5. Seek the root cause
I have a hard time believing that a person could be experiencing depressed feelings with no root cause. Is it emotional, physical, chemical, etc? I know I have triggers. Emotionally, feelings of guilt are a trigger. Physically, not exercising for days on end is a trigger. Chemically, eating a lot of sugar, or foods that translate into sugar in my gut, is a trigger. Try and identify yours. And avoid the triggers! If you know that being sedentary makes you sad and lazy, schedule time to be active! And be accountable to someone about your triggers. Ask them to ask you (often!) if you are making efforts to avoid your triggers. Set yourself up to succeed.

Repeat, Repeat, REPEAT!
This is the most important part! And this is the part that seems most difficult. Did you make it through day 1? Great! Start this all again on day 2. And 3. And 4. You get the idea. Just don’t give up. God’s mercies are new each morning. But that also means that each mornig is new. You aren’t done if you made it through yesterday. Focus on today. Or this hour, or MINUTE, if necessary.

Do you agree? Do you disagree? I’d love to hear your perspective on this. Can you share any of your own ideas on how to ‘manage’ depression without chemical dependency? 

~Aubree Cherie

Please note:

I am NOT a doctor (obviously), so please take this opinion-based post with a grain of salt. I have not been ‘diagnosed’ with any depression issues since I was a teen/young adult. However, for a short time I took some medication after having our first child, mostly because I was so drained I didn’t think to argue with my Obstetrician. I only took it for one month and realized I didn’t want to be taking it. So I stopped and honestly didn’t see much of a difference from before to during to after. This does NOT mean that I think medications for depression are never appropriate.
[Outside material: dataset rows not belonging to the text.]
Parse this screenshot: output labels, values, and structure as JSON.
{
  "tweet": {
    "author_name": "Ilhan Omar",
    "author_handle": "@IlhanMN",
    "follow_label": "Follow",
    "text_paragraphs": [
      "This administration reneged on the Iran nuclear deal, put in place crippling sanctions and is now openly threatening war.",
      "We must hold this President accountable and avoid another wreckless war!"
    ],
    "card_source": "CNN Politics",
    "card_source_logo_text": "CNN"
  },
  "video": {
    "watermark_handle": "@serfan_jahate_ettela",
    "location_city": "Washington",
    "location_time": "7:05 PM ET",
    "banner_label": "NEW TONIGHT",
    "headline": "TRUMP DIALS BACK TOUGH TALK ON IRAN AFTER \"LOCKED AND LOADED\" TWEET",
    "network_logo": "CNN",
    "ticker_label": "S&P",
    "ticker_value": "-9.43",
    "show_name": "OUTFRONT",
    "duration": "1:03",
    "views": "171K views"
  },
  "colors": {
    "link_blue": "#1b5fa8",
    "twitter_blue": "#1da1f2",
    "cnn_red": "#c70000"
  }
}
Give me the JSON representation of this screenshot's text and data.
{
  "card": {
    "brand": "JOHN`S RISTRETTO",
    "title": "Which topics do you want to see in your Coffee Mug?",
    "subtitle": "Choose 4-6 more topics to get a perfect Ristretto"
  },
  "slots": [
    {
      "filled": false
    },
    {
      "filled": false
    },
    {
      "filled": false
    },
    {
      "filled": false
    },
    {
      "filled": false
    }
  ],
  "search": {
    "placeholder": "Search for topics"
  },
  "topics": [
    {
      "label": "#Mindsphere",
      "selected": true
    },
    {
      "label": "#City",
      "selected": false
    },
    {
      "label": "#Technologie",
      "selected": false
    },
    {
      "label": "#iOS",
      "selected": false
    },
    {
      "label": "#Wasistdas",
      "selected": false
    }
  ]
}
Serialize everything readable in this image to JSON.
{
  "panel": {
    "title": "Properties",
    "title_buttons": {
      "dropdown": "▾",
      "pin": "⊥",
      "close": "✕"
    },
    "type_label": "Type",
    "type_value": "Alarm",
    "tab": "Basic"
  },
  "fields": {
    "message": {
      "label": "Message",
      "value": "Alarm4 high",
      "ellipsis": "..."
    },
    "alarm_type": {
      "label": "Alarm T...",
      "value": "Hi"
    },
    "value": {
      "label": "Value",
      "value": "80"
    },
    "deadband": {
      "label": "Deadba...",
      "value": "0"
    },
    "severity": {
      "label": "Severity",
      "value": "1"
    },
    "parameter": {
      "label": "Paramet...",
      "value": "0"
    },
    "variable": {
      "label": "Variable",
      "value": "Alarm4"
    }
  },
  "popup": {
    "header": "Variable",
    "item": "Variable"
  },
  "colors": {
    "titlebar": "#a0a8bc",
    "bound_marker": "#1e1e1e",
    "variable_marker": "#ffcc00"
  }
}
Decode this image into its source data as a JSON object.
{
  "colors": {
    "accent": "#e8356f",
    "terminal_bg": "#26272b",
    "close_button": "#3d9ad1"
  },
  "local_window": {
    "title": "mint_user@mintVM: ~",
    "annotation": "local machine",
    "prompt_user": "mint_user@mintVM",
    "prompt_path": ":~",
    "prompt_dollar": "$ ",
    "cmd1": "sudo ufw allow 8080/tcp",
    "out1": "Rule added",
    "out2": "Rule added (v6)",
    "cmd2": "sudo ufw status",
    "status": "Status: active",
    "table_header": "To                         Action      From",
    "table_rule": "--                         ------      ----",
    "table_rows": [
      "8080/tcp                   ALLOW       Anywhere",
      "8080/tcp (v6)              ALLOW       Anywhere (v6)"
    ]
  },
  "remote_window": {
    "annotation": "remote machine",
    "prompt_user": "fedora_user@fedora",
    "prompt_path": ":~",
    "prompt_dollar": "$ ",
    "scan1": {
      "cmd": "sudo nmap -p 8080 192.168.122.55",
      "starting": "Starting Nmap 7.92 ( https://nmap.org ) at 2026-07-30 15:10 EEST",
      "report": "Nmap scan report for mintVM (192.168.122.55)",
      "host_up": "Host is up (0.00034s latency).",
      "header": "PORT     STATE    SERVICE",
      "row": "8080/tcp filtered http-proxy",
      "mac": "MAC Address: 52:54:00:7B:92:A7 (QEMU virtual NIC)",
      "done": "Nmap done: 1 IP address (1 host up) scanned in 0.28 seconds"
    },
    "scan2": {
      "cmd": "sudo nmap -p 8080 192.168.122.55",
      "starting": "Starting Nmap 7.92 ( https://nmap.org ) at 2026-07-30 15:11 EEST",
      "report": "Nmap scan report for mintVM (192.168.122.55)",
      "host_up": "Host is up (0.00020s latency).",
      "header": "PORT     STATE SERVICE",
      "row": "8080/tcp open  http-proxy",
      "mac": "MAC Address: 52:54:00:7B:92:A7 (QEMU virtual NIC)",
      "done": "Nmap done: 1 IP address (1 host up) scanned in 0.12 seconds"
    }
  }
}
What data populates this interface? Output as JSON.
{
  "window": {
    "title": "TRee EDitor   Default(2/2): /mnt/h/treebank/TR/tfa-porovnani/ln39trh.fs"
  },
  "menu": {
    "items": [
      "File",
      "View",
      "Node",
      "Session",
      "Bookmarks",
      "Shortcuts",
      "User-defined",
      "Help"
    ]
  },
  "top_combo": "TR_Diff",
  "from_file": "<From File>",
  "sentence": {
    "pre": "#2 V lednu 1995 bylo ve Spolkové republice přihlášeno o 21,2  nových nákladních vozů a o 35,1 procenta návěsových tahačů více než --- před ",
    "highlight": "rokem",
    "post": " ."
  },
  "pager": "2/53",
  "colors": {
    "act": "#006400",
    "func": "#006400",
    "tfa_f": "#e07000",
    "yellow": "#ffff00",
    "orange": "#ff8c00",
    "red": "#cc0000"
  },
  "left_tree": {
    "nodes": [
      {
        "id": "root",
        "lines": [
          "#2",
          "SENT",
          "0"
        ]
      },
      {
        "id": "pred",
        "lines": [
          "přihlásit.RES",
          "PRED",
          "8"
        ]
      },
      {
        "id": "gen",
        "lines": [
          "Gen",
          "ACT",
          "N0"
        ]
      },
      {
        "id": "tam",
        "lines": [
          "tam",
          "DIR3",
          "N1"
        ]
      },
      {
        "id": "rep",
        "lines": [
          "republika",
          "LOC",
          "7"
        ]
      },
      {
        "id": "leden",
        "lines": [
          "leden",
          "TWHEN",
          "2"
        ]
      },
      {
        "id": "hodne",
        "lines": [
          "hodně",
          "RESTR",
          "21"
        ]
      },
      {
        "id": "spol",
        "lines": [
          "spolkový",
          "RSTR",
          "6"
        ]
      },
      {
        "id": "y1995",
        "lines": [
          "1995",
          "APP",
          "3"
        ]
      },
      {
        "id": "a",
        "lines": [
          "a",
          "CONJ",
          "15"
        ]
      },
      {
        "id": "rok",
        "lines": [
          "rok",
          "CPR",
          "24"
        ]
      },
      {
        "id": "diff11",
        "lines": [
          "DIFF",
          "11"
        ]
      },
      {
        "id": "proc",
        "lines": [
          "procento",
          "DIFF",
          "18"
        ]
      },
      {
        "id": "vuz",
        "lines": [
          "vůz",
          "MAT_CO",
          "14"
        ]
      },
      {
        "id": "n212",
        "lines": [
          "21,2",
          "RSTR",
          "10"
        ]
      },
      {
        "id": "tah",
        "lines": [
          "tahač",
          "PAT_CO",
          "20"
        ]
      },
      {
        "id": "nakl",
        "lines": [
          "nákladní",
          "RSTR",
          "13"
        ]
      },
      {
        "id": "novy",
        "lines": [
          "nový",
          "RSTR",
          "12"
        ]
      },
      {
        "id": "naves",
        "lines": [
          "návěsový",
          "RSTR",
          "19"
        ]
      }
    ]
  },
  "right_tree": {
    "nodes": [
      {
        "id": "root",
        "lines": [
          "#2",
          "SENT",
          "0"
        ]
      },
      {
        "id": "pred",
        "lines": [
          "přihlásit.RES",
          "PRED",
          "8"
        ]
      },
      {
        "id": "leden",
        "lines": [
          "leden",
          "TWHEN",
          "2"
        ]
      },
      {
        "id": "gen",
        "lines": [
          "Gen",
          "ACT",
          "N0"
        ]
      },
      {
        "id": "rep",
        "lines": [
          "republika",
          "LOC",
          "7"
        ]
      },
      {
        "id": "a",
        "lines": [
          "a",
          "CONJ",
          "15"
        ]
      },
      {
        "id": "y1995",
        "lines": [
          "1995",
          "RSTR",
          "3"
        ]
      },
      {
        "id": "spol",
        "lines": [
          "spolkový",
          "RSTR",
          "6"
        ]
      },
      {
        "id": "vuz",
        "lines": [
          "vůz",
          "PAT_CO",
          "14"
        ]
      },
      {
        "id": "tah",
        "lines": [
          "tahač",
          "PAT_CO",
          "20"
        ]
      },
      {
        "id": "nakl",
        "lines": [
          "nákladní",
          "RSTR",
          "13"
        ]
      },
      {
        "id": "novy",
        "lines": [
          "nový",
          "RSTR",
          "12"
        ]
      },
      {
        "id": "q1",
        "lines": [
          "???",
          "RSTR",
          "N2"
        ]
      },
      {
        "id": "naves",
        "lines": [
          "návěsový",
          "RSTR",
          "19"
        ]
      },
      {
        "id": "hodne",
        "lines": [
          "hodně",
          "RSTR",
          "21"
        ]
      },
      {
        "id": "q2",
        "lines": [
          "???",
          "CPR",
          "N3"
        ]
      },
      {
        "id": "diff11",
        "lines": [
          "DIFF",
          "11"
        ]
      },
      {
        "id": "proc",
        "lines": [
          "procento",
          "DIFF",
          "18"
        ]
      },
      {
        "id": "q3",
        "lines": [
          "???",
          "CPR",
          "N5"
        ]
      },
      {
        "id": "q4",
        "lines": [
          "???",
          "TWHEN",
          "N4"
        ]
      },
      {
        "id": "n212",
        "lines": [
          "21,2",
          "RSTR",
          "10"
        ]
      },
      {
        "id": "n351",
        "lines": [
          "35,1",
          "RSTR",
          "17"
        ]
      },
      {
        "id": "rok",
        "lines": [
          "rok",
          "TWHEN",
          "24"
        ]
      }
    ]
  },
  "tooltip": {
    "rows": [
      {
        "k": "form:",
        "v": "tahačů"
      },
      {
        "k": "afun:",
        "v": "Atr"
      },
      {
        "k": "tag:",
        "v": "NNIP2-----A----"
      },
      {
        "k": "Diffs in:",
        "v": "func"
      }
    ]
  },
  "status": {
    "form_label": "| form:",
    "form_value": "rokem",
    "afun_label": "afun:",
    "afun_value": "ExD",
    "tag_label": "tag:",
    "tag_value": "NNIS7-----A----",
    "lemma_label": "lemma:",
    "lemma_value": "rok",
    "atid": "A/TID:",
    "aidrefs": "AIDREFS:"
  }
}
I’m also not here to say that any anti-depression medication is wrong, but I think we owe it to ourselves to seek the real issues and not become dependent on chemicals to cover our symptoms. But if you are someone who struggles with typical depression symptoms, like I have, getting through the day may be all you can do right now. So please do what you feel you should. But the above are some things that I will keep in mind for myself in place of medication.

Related Posts with Thumbnails
Share →

2 Responses to 5 Ways to Fight Depression (w/out Medication)

  1. Depression says:

    You mentioned something in your post that I haven’t read before. The idea that depression can be brought on by the food we eat is interesting and it just goes to show how much our food affects our health and well being.

    • Hi there – thanks for stopping by! Yes, I think food plays a big part in how our minds function (or don’t function). So for those of us who do struggle with managing what we eat, having issues like depression or anxiety actually make a lot of sense. And all the more reason to eat well! ~Aubree

Leave a Reply

Your email address will not be published. Required fields are marked *

You may use these HTML tags and attributes: <a href="" title=""> <abbr title=""> <acronym title=""> <b> <blockquote cite=""> <cite> <code> <del datetime=""> <em> <i> <q cite=""> <strike> <strong>